AMD has long stuck to x86 architecture for its server processors, but its gearing up to add 64-bit ARM-based Opteron CPUs to its arsenal in 2014. Sunnyvale also plans to reap the fruits of its SeaMicro acquisition by employing the company's "fabric" tech to link its ARM-based processors in clusters for maximizing efficiency. Where might these new processors come in handy? AMD thinks they'll fit nicely into clouds and "mega data centers" thanks to their power efficiency, but it'll let its x86-based hardware do the heavier lifting such as video encoding and rendering. Other details on the CPUs are scarce, but we suspect that'll change as 2014 approaches.
AMD Changes Compute Landscape as the First to Bridge Both x86 and ARM Processors for the Data Center
Company to Complement x86-based Offerings with New Processors Based on ARM 64-bit Technology, Starting with Server Market
SUNNYVALE, Calif. -10/29/2012
In a bold strategic move, AMD (NYSE: AMD) announced that it will design 64-bit ARM® technology-based processors in addition to its x86 processors for multiple markets, starting with cloud and data center servers. AMD's first ARM technology-based processor will be a highly-integrated, 64-bit multicore System-on-a-Chip (SoC) optimized for the dense, energy-efficient servers that now dominate the largest data centers and power the modern computing experience. The first ARM technology-based AMD Opteron™ processor is targeted for production in 2014 and will integrate the AMD SeaMicro Freedom™ supercompute fabric, the industry's premier high-performance fabric.
AMD's new design initiative addresses the growing demand to deliver better performance-per-watt for dense cloud computing solutions. Just as AMD introduced the industry's first mainstream 64-bit x86 server solution with the AMD Opteron processor in 2003, AMD will be the only processor provider bridging the x86 and 64-bit ARM ecosystems to enable new levels of flexibility and drive optimal performance and power-efficiency for a range of enterprise workloads.
"AMD led the data center transition to mainstream 64-bit computing with AMD64, and with our ambidextrous strategy we will again lead the next major industry inflection point by driving the widespread adoption of energy-efficient 64-bit server processors based on both the x86 and ARM architectures," said Rory Read, president and chief executive officer, AMD. "Through our collaboration with ARM, we are building on AMD's rich IP portfolio, including our deep 64-bit processor knowledge and industry-leading AMD SeaMicro Freedom supercompute fabric, to offer the most flexible and complete processing solutions for the modern data center."
"The industry needs to continuously innovate across markets to meet customers' ever-increasing demands, and ARM and our partners are enabling increasingly energy-efficient computing solutions to address these needs," said Warren East, chief executive officer, ARM. "By collaborating with ARM, AMD is able to leverage its extraordinary portfolio of IP, including its AMD Freedom supercompute fabric, with ARM 64-bit processor cores to build solutions that deliver on this demand and transform the industry."
The explosion of the data center has brought with it an opportunity to optimize compute with vastly different solutions.
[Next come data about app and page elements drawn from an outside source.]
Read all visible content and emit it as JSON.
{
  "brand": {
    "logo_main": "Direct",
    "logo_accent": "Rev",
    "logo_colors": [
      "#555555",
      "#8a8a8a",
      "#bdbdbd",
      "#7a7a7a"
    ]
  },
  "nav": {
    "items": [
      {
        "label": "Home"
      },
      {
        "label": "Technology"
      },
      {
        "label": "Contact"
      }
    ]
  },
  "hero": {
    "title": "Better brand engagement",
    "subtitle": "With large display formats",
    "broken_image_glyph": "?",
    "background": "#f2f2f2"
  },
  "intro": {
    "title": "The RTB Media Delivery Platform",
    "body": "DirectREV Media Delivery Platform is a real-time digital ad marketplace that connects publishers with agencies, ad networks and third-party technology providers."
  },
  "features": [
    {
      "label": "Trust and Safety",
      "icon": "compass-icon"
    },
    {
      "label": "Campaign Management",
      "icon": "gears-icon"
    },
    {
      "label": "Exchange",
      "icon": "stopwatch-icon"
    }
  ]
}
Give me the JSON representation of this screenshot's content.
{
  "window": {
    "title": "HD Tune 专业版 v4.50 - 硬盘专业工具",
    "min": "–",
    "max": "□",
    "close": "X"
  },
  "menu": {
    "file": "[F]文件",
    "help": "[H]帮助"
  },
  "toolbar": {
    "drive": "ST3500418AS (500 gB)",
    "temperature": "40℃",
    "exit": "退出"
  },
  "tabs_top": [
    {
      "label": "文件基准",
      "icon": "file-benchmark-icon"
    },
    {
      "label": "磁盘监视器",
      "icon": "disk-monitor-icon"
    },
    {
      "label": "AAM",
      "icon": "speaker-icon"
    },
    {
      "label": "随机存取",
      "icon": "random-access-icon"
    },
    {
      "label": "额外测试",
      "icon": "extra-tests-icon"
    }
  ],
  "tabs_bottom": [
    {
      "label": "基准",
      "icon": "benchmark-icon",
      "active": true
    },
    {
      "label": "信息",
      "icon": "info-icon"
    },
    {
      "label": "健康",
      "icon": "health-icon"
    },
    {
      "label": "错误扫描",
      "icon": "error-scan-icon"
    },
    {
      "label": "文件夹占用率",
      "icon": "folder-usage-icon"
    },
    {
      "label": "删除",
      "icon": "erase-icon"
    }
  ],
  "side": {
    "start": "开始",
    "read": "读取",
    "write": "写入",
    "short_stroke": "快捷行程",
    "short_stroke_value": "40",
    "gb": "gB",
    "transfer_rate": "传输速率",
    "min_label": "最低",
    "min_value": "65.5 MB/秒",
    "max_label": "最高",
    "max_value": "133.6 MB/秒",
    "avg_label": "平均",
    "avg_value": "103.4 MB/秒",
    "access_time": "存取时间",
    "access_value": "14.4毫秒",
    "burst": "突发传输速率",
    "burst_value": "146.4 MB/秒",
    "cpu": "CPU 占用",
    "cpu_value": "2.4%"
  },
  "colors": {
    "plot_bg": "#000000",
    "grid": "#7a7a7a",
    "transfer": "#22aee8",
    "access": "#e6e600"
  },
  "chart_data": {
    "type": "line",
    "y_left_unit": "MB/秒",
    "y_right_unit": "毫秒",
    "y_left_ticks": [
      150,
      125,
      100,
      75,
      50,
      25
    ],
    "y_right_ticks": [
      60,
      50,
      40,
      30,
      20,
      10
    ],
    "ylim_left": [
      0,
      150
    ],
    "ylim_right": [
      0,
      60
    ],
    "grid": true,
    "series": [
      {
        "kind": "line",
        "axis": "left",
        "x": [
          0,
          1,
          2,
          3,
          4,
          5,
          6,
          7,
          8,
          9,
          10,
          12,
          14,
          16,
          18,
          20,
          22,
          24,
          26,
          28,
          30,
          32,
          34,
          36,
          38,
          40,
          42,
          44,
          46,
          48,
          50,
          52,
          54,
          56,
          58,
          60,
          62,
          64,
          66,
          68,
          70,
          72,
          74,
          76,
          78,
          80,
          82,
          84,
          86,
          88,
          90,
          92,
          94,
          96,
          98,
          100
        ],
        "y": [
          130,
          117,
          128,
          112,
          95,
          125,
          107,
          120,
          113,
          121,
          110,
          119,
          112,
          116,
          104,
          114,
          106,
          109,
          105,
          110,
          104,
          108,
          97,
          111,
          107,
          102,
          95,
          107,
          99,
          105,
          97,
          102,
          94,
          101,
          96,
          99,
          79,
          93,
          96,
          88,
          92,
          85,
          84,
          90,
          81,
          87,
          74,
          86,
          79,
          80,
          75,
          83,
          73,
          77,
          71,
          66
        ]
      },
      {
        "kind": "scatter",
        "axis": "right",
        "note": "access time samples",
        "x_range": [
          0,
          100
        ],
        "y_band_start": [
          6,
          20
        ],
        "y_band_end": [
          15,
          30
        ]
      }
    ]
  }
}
AMD is providing a compute ecosystem filled with choice, offering solutions based on AMD Opteron x86 CPUs, new server-class Accelerated Processing Units (APUs) that leverage Heterogeneous Systems Architecture (HSA), and new 64-bit ARM-based solutions.
This strategic partnership with ARM represents the next phase of AMD's strategy to drive ambidextrous solutions in emerging mega data center solutions. In March, AMD announced the acquisition of SeaMicro, the leader in high-density, energy-efficient servers. With this announcement, AMD will integrate the AMD SeaMicro Freedom fabric across its leadership AMD Opteron x86- and ARM technology-based processors that will enable hundreds, or even thousands of processor clusters to be linked together to provide the most energy-efficient solutions.
"Over the past decade the computer industry has coalesced around two high-volume processor architectures – x86 for personal computers and servers, and ARM for mobile devices," observed Nathan Brookwood, research fellow at Insight 64. "Over the next decade, the purveyors of these established architectures will each seek to extend their presence into market segments dominated by the other. The path on which AMD has now embarked will allow it to offer products based on both x86 and ARM architectures, a capability no other semiconductor manufacturer can likely match."